▸ Problem
Print every entry again, precisely as written.

▸ Supplied entries
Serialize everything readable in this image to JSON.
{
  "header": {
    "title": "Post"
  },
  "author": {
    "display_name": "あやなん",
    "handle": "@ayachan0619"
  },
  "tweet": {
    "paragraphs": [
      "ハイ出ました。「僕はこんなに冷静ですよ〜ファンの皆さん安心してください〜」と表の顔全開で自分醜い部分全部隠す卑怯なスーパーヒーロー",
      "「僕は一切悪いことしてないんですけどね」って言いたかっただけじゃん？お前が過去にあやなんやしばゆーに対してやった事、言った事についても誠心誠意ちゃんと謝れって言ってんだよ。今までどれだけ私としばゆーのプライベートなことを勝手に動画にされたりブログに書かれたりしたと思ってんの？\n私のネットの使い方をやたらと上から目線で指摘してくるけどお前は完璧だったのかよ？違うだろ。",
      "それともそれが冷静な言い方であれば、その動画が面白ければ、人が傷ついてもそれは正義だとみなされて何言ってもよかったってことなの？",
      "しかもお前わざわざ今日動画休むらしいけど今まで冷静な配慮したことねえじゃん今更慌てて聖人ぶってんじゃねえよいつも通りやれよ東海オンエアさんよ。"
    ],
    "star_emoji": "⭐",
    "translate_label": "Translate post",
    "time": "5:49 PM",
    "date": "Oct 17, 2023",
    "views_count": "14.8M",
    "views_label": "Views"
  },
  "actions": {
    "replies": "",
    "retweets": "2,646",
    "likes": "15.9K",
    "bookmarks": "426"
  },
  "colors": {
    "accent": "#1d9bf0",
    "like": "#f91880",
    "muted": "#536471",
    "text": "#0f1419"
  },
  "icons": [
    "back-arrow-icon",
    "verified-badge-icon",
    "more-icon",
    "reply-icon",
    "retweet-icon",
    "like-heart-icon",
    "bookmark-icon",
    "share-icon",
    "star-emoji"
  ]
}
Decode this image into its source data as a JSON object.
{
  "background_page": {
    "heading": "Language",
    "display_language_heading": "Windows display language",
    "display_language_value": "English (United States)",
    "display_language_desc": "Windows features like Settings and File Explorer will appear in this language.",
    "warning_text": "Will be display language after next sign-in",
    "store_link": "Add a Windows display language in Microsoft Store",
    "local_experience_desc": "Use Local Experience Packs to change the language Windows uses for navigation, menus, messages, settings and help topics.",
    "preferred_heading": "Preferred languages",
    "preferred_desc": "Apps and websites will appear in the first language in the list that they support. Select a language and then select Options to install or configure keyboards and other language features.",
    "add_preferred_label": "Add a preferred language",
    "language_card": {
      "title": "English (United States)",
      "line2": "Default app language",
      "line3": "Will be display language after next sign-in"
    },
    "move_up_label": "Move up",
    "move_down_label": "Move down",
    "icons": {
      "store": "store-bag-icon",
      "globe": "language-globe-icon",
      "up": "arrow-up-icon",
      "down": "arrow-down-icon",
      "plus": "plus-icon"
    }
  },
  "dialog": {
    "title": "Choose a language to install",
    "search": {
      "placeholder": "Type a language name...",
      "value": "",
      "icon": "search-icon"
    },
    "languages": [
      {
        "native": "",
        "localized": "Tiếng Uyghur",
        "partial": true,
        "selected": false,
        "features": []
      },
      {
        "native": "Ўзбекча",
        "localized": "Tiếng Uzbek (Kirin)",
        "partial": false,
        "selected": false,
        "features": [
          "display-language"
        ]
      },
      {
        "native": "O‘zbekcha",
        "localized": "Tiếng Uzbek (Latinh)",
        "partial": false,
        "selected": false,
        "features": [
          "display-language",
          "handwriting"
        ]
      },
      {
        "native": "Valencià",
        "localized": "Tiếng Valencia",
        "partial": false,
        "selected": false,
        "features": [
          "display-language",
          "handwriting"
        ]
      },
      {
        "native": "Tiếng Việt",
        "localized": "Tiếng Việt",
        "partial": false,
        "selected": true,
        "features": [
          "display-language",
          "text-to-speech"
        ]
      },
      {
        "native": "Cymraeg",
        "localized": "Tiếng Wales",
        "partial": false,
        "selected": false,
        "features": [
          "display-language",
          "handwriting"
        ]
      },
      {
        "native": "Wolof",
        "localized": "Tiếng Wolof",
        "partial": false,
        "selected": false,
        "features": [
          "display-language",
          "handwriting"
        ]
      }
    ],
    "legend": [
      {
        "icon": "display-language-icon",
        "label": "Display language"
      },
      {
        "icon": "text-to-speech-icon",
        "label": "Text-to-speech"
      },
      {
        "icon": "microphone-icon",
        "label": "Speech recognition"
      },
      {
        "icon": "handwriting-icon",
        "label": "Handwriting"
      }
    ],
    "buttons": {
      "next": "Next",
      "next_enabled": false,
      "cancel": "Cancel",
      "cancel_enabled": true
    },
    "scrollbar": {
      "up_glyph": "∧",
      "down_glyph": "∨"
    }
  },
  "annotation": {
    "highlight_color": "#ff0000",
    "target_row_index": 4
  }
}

▸ Exercise solution
Serialize everything readable in this image to JSON.
{
  "header": {
    "title": "Post"
  },
  "author": {
    "display_name": "あやなん",
    "handle": "@ayachan0619"
  },
  "tweet": {
    "paragraphs": [
      "ハイ出ました。「僕はこんなに冷静ですよ〜ファンの皆さん安心してください〜」と表の顔全開で自分醜い部分全部隠す卑怯なスーパーヒーロー",
      "「僕は一切悪いことしてないんですけどね」って言いたかっただけじゃん？お前が過去にあやなんやしばゆーに対してやった事、言った事についても誠心誠意ちゃんと謝れって言ってんだよ。今までどれだけ私としばゆーのプライベートなことを勝手に動画にされたりブログに書かれたりしたと思ってんの？\n私のネットの使い方をやたらと上から目線で指摘してくるけどお前は完璧だったのかよ？違うだろ。",
      "それともそれが冷静な言い方であれば、その動画が面白ければ、人が傷ついてもそれは正義だとみなされて何言ってもよかったってことなの？",
      "しかもお前わざわざ今日動画休むらしいけど今まで冷静な配慮したことねえじゃん今更慌てて聖人ぶってんじゃねえよいつも通りやれよ東海オンエアさんよ。"
    ],
    "star_emoji": "⭐",
    "translate_label": "Translate post",
    "time": "5:49 PM",
    "date": "Oct 17, 2023",
    "views_count": "14.8M",
    "views_label": "Views"
  },
  "actions": {
    "replies": "",
    "retweets": "2,646",
    "likes": "15.9K",
    "bookmarks": "426"
  },
  "colors": {
    "accent": "#1d9bf0",
    "like": "#f91880",
    "muted": "#536471",
    "text": "#0f1419"
  },
  "icons": [
    "back-arrow-icon",
    "verified-badge-icon",
    "more-icon",
    "reply-icon",
    "retweet-icon",
    "like-heart-icon",
    "bookmark-icon",
    "share-icon",
    "star-emoji"
  ]
}
Decode this image into its source data as a JSON object.
{
  "background_page": {
    "heading": "Language",
    "display_language_heading": "Windows display language",
    "display_language_value": "English (United States)",
    "display_language_desc": "Windows features like Settings and File Explorer will appear in this language.",
    "warning_text": "Will be display language after next sign-in",
    "store_link": "Add a Windows display language in Microsoft Store",
    "local_experience_desc": "Use Local Experience Packs to change the language Windows uses for navigation, menus, messages, settings and help topics.",
    "preferred_heading": "Preferred languages",
    "preferred_desc": "Apps and websites will appear in the first language in the list that they support. Select a language and then select Options to install or configure keyboards and other language features.",
    "add_preferred_label": "Add a preferred language",
    "language_card": {
      "title": "English (United States)",
      "line2": "Default app language",
      "line3": "Will be display language after next sign-in"
    },
    "move_up_label": "Move up",
    "move_down_label": "Move down",
    "icons": {
      "store": "store-bag-icon",
      "globe": "language-globe-icon",
      "up": "arrow-up-icon",
      "down": "arrow-down-icon",
      "plus": "plus-icon"
    }
  },
  "dialog": {
    "title": "Choose a language to install",
    "search": {
      "placeholder": "Type a language name...",
      "value": "",
      "icon": "search-icon"
    },
    "languages": [
      {
        "native": "",
        "localized": "Tiếng Uyghur",
        "partial": true,
        "selected": false,
        "features": []
      },
      {
        "native": "Ўзбекча",
        "localized": "Tiếng Uzbek (Kirin)",
        "partial": false,
        "selected": false,
        "features": [
          "display-language"
        ]
      },
      {
        "native": "O‘zbekcha",
        "localized": "Tiếng Uzbek (Latinh)",
        "partial": false,
        "selected": false,
        "features": [
          "display-language",
          "handwriting"
        ]
      },
      {
        "native": "Valencià",
        "localized": "Tiếng Valencia",
        "partial": false,
        "selected": false,
        "features": [
          "display-language",
          "handwriting"
        ]
      },
      {
        "native": "Tiếng Việt",
        "localized": "Tiếng Việt",
        "partial": false,
        "selected": true,
        "features": [
          "display-language",
          "text-to-speech"
        ]
      },
      {
        "native": "Cymraeg",
        "localized": "Tiếng Wales",
        "partial": false,
        "selected": false,
        "features": [
          "display-language",
          "handwriting"
        ]
      },
      {
        "native": "Wolof",
        "localized": "Tiếng Wolof",
        "partial": false,
        "selected": false,
        "features": [
          "display-language",
          "handwriting"
        ]
      }
    ],
    "legend": [
      {
        "icon": "display-language-icon",
        "label": "Display language"
      },
      {
        "icon": "text-to-speech-icon",
        "label": "Text-to-speech"
      },
      {
        "icon": "microphone-icon",
        "label": "Speech recognition"
      },
      {
        "icon": "handwriting-icon",
        "label": "Handwriting"
      }
    ],
    "buttons": {
      "next": "Next",
      "next_enabled": false,
      "cancel": "Cancel",
      "cancel_enabled": true
    },
    "scrollbar": {
      "up_glyph": "∧",
      "down_glyph": "∨"
    }
  },
  "annotation": {
    "highlight_color": "#ff0000",
    "target_row_index": 4
  }
}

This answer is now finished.